I have two thoughts on this, one at the level of the person, and one at the level of society.
At the level of the individual, sociolinguists and other social science researchers who rely on interview data are lucky. We’re lucky because a lot of people discover, through the course of an interview, that they love to be interviewed. To the extent that psychotherapy is effective, a certain kind of sociolinguistic interview can provide nearly the same effect. To wit: the vast majority of the 94 people I interviewed in San Francisco thanked me for the opportunity, and for my time. Thanked me for my time. Many of them literally said how much they enjoyed it (by the way, to everyone doing fieldwork right now, it is at this point that you get your best friend-of-a-friend referrals)! A few of them asked for copies of the interview when it was over. One woman had gotten choked up with tears at some point, and at the end said that the interview had been a ‘wonderful’ experience. Mind you, these are not, strictly speaking, ‘oral history’ interviews. I was conducting loosely-structured (i.e., topics raised by the interviewee are followed through) sociolinguistic interviews (the kind designed to get people to just talk a lot, thereby providing a lot of speech to analyze). In other words, as far as I can tell, I was just being a linguist. But one thing linguistics research does is that it gives a place for people to tell their story… something that is, itself, important for society.
All of that is warm and fuzzy (and, it’s worth noting, not the case for every interview, by any means). But what I think is more interesting, and a harder sell, is the value of linguistics research in general, not just the value for those researchers who are lucky enough to have fieldwork-based data collection methods.
Here’s what I think: linguistics research makes life more full. Not only for the linguist, but for a member of our global society.
(I know, I know, you were with me up to here and now you’re like ‘she’s totally deluding herself’. Maybe so; but that’s why this is a blog, and not a real publication, haha. But hear me out.)
What does linguistics teach us? Simply put: that languages have structure and complexity; that each language is just as structured and complex as the next; that every language makes meaningful contrasts (between sounds or letters or parts of speech or other bits of language); that what those contrasts are is different from language to language. What does this knowledge do for us? For one, it makes us think more abstractly. In a nutshell, thinking more abstractly about our social world makes it easier to see the commonalities across communities, and makes it harder to see our enemies as less than human. Take a concrete example. Person A is a monolingual English speaker sitting on a bus next to Persons B and C who are talking in a non-English language. Person A might very well be annoyed (‘Why can’t they just speak English?!’), or, as the well-known tale goes, she might think that B and C are gossiping about her, intentionally avoiding English to speak in a ‘secret code’. Now, I’m not saying that Person A’s taking a linguistics class in college is going to completely mitigate these reactions. But if we consider that many, many linguists producing lots and lots of research might just change, even slightly, the way people talk about language. And being a member of a society that starts to change in that way might change Person A’s reaction to B and C, even if just a little bit.
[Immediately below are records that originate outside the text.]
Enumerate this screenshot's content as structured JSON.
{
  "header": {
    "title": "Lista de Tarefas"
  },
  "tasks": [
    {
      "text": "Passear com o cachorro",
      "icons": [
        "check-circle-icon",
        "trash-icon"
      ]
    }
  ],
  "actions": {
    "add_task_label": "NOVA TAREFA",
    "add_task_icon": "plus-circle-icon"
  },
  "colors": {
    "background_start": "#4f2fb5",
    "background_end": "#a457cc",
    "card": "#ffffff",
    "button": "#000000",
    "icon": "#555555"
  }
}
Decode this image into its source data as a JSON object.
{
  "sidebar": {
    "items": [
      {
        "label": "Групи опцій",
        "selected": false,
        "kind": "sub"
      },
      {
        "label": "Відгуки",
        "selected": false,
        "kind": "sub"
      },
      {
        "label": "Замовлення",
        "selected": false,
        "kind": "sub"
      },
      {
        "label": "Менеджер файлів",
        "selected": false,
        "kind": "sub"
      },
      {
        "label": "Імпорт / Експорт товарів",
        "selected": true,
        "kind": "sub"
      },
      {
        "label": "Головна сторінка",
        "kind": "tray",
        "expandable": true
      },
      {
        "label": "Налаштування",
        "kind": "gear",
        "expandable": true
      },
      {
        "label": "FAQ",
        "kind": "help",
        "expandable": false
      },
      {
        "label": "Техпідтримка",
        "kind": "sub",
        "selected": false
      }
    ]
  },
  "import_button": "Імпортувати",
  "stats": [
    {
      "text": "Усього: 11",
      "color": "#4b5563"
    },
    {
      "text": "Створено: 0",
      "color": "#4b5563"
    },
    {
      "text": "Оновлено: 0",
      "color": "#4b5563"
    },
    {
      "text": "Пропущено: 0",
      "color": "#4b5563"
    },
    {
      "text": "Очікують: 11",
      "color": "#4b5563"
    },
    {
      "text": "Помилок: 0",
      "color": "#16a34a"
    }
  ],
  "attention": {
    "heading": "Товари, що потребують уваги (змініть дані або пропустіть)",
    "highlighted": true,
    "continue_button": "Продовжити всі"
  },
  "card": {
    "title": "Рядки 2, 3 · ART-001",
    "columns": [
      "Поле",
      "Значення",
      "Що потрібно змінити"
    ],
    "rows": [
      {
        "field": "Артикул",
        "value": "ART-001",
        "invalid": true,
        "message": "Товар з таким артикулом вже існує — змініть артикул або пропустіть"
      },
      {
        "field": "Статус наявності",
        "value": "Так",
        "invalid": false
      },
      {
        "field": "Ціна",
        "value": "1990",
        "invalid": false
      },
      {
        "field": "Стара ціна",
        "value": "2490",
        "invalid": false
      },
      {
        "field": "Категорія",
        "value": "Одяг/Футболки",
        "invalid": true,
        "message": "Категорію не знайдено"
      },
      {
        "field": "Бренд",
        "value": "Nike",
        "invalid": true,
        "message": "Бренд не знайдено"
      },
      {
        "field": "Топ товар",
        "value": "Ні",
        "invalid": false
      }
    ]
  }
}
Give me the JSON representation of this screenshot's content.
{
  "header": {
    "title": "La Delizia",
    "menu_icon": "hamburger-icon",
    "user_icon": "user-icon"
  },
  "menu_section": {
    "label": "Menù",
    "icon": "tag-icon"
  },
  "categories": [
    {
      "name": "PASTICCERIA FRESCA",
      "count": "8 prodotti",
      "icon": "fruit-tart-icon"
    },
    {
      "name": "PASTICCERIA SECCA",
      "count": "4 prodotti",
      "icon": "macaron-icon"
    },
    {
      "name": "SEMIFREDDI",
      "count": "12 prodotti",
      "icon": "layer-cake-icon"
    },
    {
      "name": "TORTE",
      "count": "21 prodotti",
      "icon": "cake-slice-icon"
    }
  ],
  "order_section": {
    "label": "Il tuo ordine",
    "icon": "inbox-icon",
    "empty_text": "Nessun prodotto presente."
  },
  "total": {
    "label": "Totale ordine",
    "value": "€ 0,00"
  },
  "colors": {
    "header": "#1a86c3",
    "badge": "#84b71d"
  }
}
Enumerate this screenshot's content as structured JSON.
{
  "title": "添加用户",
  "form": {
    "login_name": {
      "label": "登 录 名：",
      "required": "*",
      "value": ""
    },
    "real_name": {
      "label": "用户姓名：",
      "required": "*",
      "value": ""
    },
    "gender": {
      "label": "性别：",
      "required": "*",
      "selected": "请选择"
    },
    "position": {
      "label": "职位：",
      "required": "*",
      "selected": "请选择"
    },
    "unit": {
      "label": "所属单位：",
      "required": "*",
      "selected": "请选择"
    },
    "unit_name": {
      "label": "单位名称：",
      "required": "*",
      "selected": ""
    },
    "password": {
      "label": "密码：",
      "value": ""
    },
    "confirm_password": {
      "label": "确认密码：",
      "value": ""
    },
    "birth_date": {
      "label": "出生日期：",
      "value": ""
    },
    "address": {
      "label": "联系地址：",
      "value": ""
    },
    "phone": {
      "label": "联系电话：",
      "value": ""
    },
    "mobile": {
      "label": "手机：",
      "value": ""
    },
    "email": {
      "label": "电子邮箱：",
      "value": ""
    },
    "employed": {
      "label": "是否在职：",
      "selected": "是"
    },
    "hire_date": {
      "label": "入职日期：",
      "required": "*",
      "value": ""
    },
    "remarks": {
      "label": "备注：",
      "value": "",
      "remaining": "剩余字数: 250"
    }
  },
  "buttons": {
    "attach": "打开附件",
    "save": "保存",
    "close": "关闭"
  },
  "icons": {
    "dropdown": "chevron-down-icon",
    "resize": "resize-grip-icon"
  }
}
Current linguistic theories show us how the repetition of these little moments of change over time can become something much larger and more enduring. In other words, the search for answers to the questions in linguistic research may — subtly but crucially — change the way we think about our fellow human beings. I believe that linguistics research is part of a vital academic project that transforms the way we experience our world, for the better. And that is enough motivation, for me.